- Provide each clinical faculty member the Quality of Care Audit instructor guide (Attachment #1) and a set of audits (Attachment #2): Computer screen; Fall precautions; Hand hygiene; Hourly rounds; IV labeling; and Pain medication reassessment.
- Have clinical faculty member assign students an audit to complete (Attachment #2). Have students read the directions and perform the audit.
- Have students discuss their findings and reflections in post conference. Invite the unit manager or charge nurse to participate or provide them a copy of the findings. If the facility allows have the students create a PDSA plan and implement it. Then complete the audit again at a later date and compare the findings to determine if the plan improved care.
Author: Donna B. Lupinski, MSN, RN
Institution: Lorain County Community College
Classroom Teaching Strategy: The Influence of Human Factors in Medication Errors: A Root Cause Analysis
- Examines the human aspect of nursing practice which influences the delivery of safe patient care.
- Identifies individual components within a health system and its impact on quality patient outcomes.
- Demonstrates the use of root cause analysis in identifying human influences in medication errors.
- Differentiates best practice and local practice in examining nursing medication errors.

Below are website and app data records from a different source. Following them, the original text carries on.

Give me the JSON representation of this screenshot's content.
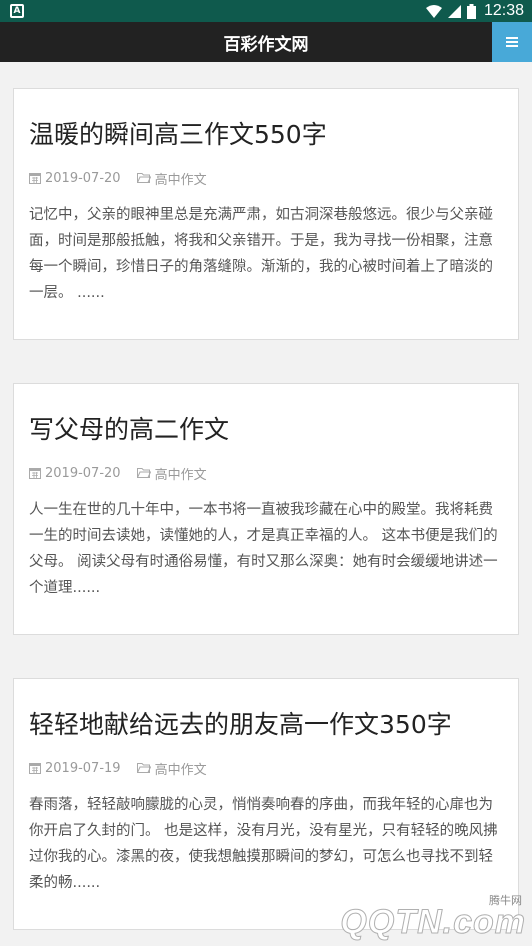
{
  "status_bar": {
    "time": "12:38",
    "app_icon_letter": "A",
    "icons": [
      "wifi-icon",
      "signal-icon",
      "battery-icon"
    ]
  },
  "header": {
    "title": "百彩作文网",
    "menu_icon": "menu-icon",
    "accent_color": "#48a9d8"
  },
  "articles": [
    {
      "title": "温暖的瞬间高三作文550字",
      "date": "2019-07-20",
      "category": "高中作文",
      "excerpt": "记忆中，父亲的眼神里总是充满严肃，如古洞深巷般悠远。很少与父亲碰面，时间是那般抵触，将我和父亲错开。于是，我为寻找一份相聚，注意每一个瞬间，珍惜日子的角落缝隙。渐渐的，我的心被时间着上了暗淡的一层。 ......"
    },
    {
      "title": "写父母的高二作文",
      "date": "2019-07-20",
      "category": "高中作文",
      "excerpt": "人一生在世的几十年中，一本书将一直被我珍藏在心中的殿堂。我将耗费一生的时间去读她，读懂她的人，才是真正幸福的人。 这本书便是我们的父母。 阅读父母有时通俗易懂，有时又那么深奥：她有时会缓缓地讲述一个道理......"
    },
    {
      "title": "轻轻地献给远去的朋友高一作文350字",
      "date": "2019-07-19",
      "category": "高中作文",
      "excerpt": "春雨落，轻轻敲响朦胧的心灵，悄悄奏响春的序曲，而我年轻的心扉也为你开启了久封的门。 也是这样，没有月光，没有星光，只有轻轻的晚风拂过你我的心。漆黑的夜，使我想触摸那瞬间的梦幻，可怎么也寻找不到轻柔的畅......"
    }
  ],
  "watermark": {
    "top_text": "腾牛网",
    "logo_text": "QQTN.com"
  }
}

- Values individual responsibility for safety and quality when providing patient care.
Healthcare organizations strive to provide safe, quality care in every patient setting. The complexities of the healthcare environment however, allows prospective errors. Medication related errors are the most common type of error and also account for a sizable increase in healthcare costs (IOM, 2000). Medication errors account for lost wages, disability, and productivity, and are responsible for over 7000 deaths annually (IOM, 2000). The Joint Commission mandates healthcare systems demonstrate strong leadership which creates a fair and just culture of safety. This approach holds both the organization and individual accountable for safe, quality patient care (Joint Commission, 2017). This accrediting body recognizes that individuals human and capable of mistakes in an often flawed system. This case study examines the human factor in a fatal medication error using a root cause analysis.
Author: Robyn B. Caldwell, DNP, FNP-BC, CNE

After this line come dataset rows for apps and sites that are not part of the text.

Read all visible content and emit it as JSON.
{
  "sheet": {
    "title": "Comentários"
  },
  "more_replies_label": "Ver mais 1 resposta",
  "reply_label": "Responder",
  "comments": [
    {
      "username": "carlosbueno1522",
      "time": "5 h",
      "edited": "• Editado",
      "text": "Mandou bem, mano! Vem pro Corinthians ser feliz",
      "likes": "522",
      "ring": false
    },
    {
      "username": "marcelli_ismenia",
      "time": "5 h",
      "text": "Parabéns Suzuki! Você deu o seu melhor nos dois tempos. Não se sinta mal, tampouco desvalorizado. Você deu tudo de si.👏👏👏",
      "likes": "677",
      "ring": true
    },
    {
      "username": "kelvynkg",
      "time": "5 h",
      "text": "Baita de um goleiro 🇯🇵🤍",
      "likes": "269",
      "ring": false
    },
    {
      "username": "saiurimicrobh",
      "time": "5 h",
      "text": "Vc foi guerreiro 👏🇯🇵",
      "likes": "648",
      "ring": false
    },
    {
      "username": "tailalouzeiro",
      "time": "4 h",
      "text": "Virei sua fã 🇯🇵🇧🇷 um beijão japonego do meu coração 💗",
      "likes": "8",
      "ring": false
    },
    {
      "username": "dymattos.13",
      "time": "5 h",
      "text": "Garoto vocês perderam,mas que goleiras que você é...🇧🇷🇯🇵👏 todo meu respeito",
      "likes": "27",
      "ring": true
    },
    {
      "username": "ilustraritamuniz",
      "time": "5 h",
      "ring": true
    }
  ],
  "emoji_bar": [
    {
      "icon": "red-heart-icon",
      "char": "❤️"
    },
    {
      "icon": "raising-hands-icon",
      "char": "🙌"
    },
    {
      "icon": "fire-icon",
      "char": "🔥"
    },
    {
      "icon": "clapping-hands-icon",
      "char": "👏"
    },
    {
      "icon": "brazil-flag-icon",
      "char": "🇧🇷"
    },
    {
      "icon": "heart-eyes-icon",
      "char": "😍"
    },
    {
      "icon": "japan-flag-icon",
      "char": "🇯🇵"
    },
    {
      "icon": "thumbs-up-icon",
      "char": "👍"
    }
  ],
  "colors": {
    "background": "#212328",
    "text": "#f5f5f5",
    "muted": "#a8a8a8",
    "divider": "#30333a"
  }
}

Title: Assistant Professor
Institution: Auburn University Montgomery
Classroom Teaching Strategy: Understanding and Acceptance of Grief and Loss
- Utilize the nursing process to provide care which supports psychosocial health related to loss and grief.

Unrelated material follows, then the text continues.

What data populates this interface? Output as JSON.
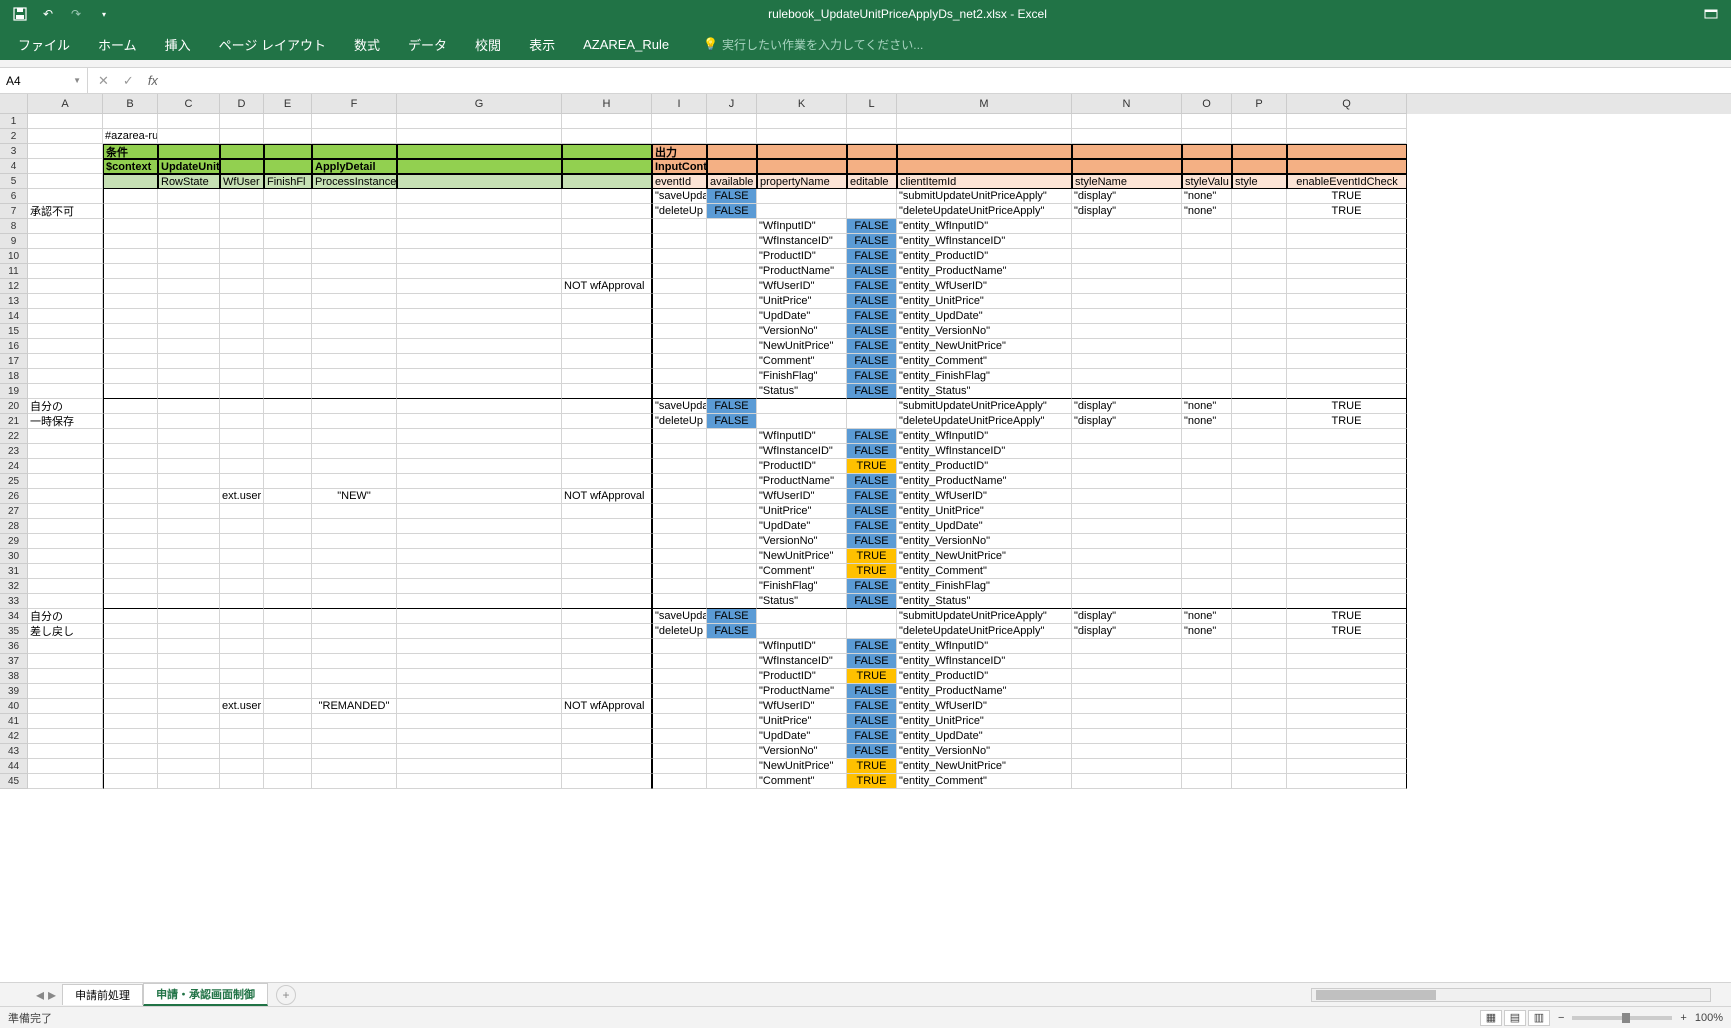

- Students examine the role as a patient advocate in meeting the psychosocial, cultural, and spiritual needs of assigned patients and their families.
- Students examine the responsibility in caring for a dying patient and his/her significant other.
- Discuss the coping behaviors when supporting the grieving individual/familyStrategy OverviewProvide an overview of palliative care and the important and unique roleStudent’s play in providing quality care. As a nurse, they will likely witness the major deficiencies in current systems of care for patients and their families facing serious illness, particularly at the end of life. Examine what details that are needed in order to inform/teach about nursing care planning for patients with different disease processes and reinforce the importance of various assessments.
Adrienne Donaldson-Steverson PhD(c), MBA, BSN,RN-BC, BCC, CEKGT – Nursing Faculty, Dallas College, firstname.lastname@example.org